> **Task statement**: All the data below needs to be retyped exactly as shown.

Start of Provided data

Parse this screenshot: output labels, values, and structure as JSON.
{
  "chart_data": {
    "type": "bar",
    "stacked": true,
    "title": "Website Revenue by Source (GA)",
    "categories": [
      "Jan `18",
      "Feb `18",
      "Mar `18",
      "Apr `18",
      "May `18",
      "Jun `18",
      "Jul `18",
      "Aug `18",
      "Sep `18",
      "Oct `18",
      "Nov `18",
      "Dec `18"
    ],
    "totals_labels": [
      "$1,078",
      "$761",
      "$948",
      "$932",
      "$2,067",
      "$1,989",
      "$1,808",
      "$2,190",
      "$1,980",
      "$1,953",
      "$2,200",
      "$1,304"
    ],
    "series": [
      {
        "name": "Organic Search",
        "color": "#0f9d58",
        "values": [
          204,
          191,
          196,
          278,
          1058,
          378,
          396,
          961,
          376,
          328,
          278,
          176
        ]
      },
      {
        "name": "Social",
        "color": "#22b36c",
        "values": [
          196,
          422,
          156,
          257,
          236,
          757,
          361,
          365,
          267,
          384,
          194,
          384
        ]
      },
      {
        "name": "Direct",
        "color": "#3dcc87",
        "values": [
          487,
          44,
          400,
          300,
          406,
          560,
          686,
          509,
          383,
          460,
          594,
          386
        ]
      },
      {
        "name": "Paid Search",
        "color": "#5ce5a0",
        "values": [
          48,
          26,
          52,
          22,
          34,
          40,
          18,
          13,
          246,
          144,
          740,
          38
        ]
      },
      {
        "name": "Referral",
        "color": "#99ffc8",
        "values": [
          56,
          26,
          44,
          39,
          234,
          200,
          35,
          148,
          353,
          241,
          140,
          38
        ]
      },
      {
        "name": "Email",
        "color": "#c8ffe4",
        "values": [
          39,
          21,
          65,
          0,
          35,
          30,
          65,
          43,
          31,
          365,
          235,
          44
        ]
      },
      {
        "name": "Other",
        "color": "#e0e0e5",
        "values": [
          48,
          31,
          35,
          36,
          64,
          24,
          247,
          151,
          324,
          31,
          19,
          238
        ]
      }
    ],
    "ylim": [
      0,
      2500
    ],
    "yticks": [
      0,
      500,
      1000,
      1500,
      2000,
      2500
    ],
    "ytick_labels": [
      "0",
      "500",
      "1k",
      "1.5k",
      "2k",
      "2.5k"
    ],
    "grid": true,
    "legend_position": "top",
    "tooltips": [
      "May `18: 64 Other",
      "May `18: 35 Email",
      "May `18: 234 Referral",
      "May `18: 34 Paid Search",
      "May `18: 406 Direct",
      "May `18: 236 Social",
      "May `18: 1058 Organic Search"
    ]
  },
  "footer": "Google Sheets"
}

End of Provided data

> **Exercise output**:
Parse this screenshot: output labels, values, and structure as JSON.
{
  "chart_data": {
    "type": "bar",
    "stacked": true,
    "title": "Website Revenue by Source (GA)",
    "categories": [
      "Jan `18",
      "Feb `18",
      "Mar `18",
      "Apr `18",
      "May `18",
      "Jun `18",
      "Jul `18",
      "Aug `18",
      "Sep `18",
      "Oct `18",
      "Nov `18",
      "Dec `18"
    ],
    "totals_labels": [
      "$1,078",
      "$761",
      "$948",
      "$932",
      "$2,067",
      "$1,989",
      "$1,808",
      "$2,190",
      "$1,980",
      "$1,953",
      "$2,200",
      "$1,304"
    ],
    "series": [
      {
        "name": "Organic Search",
        "color": "#0f9d58",
        "values": [
          204,
          191,
          196,
          278,
          1058,
          378,
          396,
          961,
          376,
          328,
          278,
          176
        ]
      },
      {
        "name": "Social",
        "color": "#22b36c",
        "values": [
          196,
          422,
          156,
          257,
          236,
          757,
          361,
          365,
          267,
          384,
          194,
          384
        ]
      },
      {
        "name": "Direct",
        "color": "#3dcc87",
        "values": [
          487,
          44,
          400,
          300,
          406,
          560,
          686,
          509,
          383,
          460,
          594,
          386
        ]
      },
      {
        "name": "Paid Search",
        "color": "#5ce5a0",
        "values": [
          48,
          26,
          52,
          22,
          34,
          40,
          18,
          13,
          246,
          144,
          740,
          38
        ]
      },
      {
        "name": "Referral",
        "color": "#99ffc8",
        "values": [
          56,
          26,
          44,
          39,
          234,
          200,
          35,
          148,
          353,
          241,
          140,
          38
        ]
      },
      {
        "name": "Email",
        "color": "#c8ffe4",
        "values": [
          39,
          21,
          65,
          0,
          35,
          30,
          65,
          43,
          31,
          365,
          235,
          44
        ]
      },
      {
        "name": "Other",
        "color": "#e0e0e5",
        "values": [
          48,
          31,
          35,
          36,
          64,
          24,
          247,
          151,
          324,
          31,
          19,
          238
        ]
      }
    ],
    "ylim": [
      0,
      2500
    ],
    "yticks": [
      0,
      500,
      1000,
      1500,
      2000,
      2500
    ],
    "ytick_labels": [
      "0",
      "500",
      "1k",
      "1.5k",
      "2k",
      "2.5k"
    ],
    "grid": true,
    "legend_position": "top",
    "tooltips": [
      "May `18: 64 Other",
      "May `18: 35 Email",
      "May `18: 234 Referral",
      "May `18: 34 Paid Search",
      "May `18: 406 Direct",
      "May `18: 236 Social",
      "May `18: 1058 Organic Search"
    ]
  },
  "footer": "Google Sheets"
}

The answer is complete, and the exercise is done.